  3. Just as Daniel was given the meaning of dreams and writings on the wall, his prophecies could not remain unsolved forever. They remained without revelation for centuries. But God would not let His people stay in darkness about Daniel's visions. Today we have the revelation and the opportunity to study it again, and to remind ourselves of what is still to come. Today, we have a chance to renew our faith in Him, Who created the world, died for it, and is soon to comeback to take those who want to live forever with Him!

  4. The Power of the Spirit of God

    2 Thessalonians 2: 1-12 Paul writing to the Thessalonians encourages them to be faithful even in persecution. Many like Peter, says it doesn’t matter what happens we will serve and walk with our Lord. Then when the rubber meets the road it’s a different thing. He mentioned before Christ comes there will be a falling away. But who will fall away? If will be Christians during times of hardship and persecution. We knew about persecution to Christians but things will occur on a greater scale, only those standing with Christ and take on Verse 2 will make it.

  5. Three times Daniel is given the interpretation of visions given to pagan kings and they come true.
    Now Daniel is given a vision and the interpretation is given through an angel, this is for us and can be believed, it lasts to our days, how does it affect my life and yours?


Please leave a comment long enough to say something significant and considerably shorter than the original post. First and last name required.

Your email address will not be published. Required fields are marked *

Please leave a comment long enough to say something significant and preferably significantly shorter than the post on which you are commenting.

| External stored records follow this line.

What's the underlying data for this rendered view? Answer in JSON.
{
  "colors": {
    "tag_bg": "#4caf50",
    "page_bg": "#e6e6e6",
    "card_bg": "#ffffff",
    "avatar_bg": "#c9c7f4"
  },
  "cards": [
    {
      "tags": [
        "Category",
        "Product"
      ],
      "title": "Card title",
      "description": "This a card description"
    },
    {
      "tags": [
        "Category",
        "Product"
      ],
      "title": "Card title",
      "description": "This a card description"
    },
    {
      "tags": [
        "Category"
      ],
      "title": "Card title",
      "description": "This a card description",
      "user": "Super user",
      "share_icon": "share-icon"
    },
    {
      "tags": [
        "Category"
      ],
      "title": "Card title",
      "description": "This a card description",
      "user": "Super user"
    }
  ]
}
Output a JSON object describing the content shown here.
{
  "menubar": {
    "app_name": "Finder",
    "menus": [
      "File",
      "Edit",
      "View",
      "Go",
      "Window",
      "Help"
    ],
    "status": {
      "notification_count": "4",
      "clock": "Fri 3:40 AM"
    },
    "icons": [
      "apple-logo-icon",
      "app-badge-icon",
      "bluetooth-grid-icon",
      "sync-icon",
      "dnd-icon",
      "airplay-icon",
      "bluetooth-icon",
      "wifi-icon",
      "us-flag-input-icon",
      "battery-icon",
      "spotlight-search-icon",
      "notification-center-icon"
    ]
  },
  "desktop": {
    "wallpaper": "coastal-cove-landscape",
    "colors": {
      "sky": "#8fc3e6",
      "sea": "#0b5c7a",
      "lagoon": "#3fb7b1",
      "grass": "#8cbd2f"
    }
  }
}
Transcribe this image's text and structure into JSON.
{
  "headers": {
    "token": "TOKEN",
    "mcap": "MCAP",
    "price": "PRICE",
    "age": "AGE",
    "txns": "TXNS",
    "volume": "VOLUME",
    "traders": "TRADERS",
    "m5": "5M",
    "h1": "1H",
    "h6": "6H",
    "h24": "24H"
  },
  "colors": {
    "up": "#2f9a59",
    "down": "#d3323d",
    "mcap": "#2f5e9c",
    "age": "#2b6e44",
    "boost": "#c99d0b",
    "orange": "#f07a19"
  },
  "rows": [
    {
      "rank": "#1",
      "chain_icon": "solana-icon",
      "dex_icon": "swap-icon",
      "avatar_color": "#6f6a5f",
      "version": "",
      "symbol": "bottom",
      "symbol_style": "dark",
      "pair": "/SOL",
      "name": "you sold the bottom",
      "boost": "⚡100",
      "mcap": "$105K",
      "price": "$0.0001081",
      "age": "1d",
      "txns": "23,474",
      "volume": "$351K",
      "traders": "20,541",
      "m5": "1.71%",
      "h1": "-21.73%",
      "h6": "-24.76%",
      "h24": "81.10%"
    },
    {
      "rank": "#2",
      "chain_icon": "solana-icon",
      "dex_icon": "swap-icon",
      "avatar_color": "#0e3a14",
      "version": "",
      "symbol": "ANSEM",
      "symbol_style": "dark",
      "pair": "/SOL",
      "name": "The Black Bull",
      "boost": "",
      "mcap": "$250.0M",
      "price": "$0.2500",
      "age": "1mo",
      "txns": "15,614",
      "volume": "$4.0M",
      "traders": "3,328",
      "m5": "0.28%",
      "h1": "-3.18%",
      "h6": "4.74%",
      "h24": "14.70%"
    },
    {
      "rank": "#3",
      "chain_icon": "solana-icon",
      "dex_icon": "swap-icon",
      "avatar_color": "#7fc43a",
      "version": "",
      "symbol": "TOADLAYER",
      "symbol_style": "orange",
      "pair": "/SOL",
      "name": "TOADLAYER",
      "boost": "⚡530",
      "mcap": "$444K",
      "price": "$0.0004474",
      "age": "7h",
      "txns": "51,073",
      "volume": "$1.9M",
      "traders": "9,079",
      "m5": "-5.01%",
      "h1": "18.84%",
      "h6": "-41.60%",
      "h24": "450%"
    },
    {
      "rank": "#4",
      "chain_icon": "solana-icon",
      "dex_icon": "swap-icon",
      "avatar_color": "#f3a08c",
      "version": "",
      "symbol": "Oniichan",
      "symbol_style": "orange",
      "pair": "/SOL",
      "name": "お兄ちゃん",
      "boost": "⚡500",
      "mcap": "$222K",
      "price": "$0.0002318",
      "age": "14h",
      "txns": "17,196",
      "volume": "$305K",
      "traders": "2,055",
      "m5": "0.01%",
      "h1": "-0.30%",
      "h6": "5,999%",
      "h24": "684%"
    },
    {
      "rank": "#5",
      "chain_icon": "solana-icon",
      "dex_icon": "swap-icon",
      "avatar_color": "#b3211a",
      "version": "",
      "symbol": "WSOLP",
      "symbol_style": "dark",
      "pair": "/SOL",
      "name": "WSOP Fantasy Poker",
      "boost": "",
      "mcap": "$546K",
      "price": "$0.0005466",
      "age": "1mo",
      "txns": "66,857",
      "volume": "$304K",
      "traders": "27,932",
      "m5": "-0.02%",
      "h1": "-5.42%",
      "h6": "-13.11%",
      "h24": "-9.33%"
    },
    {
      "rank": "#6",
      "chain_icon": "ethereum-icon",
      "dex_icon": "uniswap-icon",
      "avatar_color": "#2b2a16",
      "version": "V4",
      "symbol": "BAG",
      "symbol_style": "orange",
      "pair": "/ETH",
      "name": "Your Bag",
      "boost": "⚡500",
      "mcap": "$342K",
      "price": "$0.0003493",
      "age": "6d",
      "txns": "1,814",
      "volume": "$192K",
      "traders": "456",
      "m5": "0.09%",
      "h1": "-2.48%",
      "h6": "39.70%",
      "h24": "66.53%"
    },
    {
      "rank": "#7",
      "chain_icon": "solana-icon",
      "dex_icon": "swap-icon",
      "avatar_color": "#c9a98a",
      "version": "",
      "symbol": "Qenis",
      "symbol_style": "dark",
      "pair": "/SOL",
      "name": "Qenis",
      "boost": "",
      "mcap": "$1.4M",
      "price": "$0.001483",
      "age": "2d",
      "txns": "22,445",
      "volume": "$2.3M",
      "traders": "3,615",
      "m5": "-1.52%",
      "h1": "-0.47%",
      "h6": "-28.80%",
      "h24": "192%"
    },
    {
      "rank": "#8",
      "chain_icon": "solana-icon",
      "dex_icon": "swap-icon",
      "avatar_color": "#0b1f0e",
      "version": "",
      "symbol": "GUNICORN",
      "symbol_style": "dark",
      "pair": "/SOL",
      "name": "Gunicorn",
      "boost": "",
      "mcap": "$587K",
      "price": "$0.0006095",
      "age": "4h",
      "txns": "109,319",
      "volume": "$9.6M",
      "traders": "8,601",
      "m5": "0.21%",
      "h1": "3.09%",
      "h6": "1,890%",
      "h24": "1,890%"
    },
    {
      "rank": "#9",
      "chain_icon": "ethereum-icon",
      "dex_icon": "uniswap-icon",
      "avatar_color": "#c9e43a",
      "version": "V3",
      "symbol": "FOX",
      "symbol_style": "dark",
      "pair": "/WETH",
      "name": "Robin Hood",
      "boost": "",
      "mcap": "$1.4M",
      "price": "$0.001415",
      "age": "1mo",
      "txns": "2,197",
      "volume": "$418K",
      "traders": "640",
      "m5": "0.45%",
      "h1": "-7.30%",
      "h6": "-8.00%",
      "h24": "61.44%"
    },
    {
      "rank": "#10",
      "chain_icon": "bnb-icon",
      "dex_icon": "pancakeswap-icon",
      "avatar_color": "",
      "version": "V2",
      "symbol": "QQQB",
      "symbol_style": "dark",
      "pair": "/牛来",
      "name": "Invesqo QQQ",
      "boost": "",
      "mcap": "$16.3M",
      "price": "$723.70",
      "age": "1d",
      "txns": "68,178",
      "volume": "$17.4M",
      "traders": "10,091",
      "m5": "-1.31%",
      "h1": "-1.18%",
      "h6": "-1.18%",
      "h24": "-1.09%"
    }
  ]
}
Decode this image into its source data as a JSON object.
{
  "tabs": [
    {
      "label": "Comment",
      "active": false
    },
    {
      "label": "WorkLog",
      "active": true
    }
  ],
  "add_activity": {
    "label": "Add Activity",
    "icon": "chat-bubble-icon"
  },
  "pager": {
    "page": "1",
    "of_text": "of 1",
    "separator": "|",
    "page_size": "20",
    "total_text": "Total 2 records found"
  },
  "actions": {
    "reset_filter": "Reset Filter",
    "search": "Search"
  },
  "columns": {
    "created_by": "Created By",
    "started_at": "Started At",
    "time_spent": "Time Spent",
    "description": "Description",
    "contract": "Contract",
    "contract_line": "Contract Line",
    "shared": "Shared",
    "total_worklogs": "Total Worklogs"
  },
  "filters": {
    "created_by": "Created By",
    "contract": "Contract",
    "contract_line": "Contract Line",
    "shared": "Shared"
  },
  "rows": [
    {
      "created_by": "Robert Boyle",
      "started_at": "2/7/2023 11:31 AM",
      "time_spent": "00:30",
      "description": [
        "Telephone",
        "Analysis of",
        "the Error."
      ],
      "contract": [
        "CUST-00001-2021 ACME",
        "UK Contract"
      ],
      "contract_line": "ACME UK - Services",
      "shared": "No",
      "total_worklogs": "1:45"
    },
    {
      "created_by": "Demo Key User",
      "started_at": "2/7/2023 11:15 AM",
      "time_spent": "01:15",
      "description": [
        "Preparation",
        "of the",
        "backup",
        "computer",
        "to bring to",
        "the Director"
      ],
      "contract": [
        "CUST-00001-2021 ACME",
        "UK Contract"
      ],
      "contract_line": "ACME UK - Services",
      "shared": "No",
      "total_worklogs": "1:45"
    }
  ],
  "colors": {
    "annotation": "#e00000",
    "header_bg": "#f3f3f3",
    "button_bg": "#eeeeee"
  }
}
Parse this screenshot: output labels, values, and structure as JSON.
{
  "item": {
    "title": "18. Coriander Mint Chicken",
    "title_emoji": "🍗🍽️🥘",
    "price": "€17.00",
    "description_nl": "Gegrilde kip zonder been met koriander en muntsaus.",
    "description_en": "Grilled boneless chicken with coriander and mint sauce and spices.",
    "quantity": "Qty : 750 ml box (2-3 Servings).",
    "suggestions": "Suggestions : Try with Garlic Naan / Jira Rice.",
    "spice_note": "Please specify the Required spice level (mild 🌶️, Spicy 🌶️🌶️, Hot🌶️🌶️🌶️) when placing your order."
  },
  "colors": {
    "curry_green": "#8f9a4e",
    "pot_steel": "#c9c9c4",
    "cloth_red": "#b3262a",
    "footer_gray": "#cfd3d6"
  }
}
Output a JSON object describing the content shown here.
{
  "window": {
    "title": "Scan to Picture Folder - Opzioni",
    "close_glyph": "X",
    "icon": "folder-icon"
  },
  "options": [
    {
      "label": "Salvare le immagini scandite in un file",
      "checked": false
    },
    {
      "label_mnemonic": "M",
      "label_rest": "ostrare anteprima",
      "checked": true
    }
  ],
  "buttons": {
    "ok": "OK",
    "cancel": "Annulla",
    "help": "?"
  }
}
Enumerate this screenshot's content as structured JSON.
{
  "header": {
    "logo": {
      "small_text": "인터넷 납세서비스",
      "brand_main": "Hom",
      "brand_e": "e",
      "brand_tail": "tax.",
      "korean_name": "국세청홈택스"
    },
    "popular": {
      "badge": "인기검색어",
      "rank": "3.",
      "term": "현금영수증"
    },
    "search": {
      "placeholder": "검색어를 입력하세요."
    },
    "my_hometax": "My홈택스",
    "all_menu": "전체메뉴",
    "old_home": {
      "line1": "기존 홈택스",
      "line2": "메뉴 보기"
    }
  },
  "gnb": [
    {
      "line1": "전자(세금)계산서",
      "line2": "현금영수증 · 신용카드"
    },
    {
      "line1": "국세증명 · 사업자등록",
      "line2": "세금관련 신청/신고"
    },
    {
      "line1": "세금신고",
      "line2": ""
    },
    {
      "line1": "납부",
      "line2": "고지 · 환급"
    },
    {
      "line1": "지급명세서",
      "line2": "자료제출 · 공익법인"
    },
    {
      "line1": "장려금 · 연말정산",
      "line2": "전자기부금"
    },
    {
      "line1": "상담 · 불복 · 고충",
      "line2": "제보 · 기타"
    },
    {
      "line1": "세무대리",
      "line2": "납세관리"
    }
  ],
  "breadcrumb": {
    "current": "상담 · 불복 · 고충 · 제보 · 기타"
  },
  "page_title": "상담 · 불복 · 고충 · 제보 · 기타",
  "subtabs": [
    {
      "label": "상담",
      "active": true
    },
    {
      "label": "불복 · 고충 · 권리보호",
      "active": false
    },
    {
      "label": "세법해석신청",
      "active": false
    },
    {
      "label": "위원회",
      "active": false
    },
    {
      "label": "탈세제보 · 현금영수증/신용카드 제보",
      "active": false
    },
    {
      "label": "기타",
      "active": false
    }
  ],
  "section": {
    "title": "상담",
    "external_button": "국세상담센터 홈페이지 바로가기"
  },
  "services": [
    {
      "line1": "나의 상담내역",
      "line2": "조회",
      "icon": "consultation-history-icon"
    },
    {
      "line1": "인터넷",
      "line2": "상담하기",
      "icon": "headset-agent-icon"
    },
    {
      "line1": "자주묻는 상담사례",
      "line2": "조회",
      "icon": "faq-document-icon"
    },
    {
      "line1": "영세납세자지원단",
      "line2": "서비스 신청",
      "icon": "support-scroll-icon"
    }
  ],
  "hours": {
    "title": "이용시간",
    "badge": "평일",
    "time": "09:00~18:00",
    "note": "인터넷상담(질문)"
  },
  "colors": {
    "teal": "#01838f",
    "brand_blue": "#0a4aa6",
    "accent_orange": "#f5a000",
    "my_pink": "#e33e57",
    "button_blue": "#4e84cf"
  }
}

This site uses Akismet to reduce spam. Learn how your comment data is processed.